Cyber Security Treats Increase
We all hear about the big cyber-attacks like Equifax or Target. The Equifax breach affected over 145 million customers. The Target breach in 2013 affected over 41 million. Whiles these types of cyber-attacks get the headlines, most cyber-attacks are never even talked about. A 2016 study showed that over 61% of all cyber-attacks hit small business. These never make the news, but they can drastically impact your business.
According to a US Capital Report
- cyber-attacks cost small businesses between $84,000 and $148,000
- 60% of small businesses go out of business with six months of an attack
- 90% of small business don’t use adequate data protection for their company and/or customer information
Cyber threats have increased by 38% in 2016-2017. Cybersecurity Ventures, a leading researcher and publisher covering the global cyber economy, predicts that global ransomware damage costs will exceed $5 billion in 2017 and increase to over $11 billion in 2019.
Protecting Your Business
While ransomware attacks continue to increase, “Paying the ransom is never recommended” according to the No More Ransom Project, an initiative by the National High-Tech Crime Unit of the Netherlands police, Europol’s European Cybercrime Centre, Kaspersky Lab and Intel Security.
Cyber-crime is a multibillion-dollar business. The criminals take it serious and so should you. A good cyber protection plan should be a multi-prong approach that includes:
- Robust AV (Anti-virus) protection
- Up-to-date firewalls
- Backup and Recovery to ensure data can be restore in the event of a ransomware attack
- Automated AV updates to stay on top of new virus threats
- Keep software (Operating Systems and Applications) up-to-date
- If you suspect a rogue or unknow process is running on your machine, disconnect it from the internet (cable and wi-fi) to keep it from spreading
- TRAIN your employees! Regardless of how sophisticated your cyber protection plan is, your biggest risk is your employees inadvertently clicking on a phishing attack. Train your employees how to detect and react to these threats.

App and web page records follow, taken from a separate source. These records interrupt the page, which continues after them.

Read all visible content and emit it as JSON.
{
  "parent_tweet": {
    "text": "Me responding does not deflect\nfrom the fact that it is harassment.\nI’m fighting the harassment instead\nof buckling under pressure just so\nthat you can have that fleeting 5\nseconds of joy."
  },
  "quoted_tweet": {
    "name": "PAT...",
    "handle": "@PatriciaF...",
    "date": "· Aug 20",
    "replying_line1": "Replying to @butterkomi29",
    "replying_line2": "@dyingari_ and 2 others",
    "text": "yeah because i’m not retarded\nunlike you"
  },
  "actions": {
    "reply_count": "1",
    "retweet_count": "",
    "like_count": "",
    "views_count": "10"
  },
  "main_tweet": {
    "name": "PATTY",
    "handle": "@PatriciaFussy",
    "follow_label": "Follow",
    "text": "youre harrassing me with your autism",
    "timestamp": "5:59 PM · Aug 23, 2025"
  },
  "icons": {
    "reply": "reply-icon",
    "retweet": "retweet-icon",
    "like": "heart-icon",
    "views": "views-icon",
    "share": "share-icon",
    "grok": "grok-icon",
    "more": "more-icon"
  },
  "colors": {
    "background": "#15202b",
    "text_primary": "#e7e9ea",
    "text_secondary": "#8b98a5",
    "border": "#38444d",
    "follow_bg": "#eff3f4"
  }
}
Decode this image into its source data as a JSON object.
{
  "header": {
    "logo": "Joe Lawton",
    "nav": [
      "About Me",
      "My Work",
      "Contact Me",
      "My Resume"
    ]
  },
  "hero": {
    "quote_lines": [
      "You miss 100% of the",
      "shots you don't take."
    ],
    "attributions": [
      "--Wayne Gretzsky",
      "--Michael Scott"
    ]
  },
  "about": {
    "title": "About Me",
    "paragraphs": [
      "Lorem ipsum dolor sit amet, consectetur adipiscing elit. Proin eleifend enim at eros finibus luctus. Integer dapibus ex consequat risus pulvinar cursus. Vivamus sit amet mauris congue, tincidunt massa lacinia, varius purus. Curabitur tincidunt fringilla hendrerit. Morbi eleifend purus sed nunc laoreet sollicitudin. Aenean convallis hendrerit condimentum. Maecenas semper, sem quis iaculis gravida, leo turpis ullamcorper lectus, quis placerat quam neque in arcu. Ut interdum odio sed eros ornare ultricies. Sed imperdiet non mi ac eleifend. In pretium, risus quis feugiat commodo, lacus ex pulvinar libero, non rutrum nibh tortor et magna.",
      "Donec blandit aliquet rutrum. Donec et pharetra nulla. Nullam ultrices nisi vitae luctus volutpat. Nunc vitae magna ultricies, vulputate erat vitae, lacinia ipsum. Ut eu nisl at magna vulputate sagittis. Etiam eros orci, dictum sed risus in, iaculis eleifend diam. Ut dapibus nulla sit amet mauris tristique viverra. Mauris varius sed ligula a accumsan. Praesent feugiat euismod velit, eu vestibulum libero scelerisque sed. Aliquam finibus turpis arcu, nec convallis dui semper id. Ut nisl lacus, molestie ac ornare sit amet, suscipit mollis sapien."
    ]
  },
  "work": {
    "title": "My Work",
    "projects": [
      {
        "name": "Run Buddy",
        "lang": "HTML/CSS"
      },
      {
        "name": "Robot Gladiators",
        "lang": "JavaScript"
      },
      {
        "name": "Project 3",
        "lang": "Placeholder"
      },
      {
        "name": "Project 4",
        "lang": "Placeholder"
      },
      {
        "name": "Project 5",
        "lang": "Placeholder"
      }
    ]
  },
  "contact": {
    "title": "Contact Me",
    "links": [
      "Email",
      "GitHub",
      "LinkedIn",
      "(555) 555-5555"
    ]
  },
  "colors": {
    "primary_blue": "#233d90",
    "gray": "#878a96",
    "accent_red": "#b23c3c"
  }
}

For more information on protecting your business, contact your local IT pros at Secure Solutions Technology Partners today. We can assess your current protection and build a cyber protection plan that keeps your business safe secure.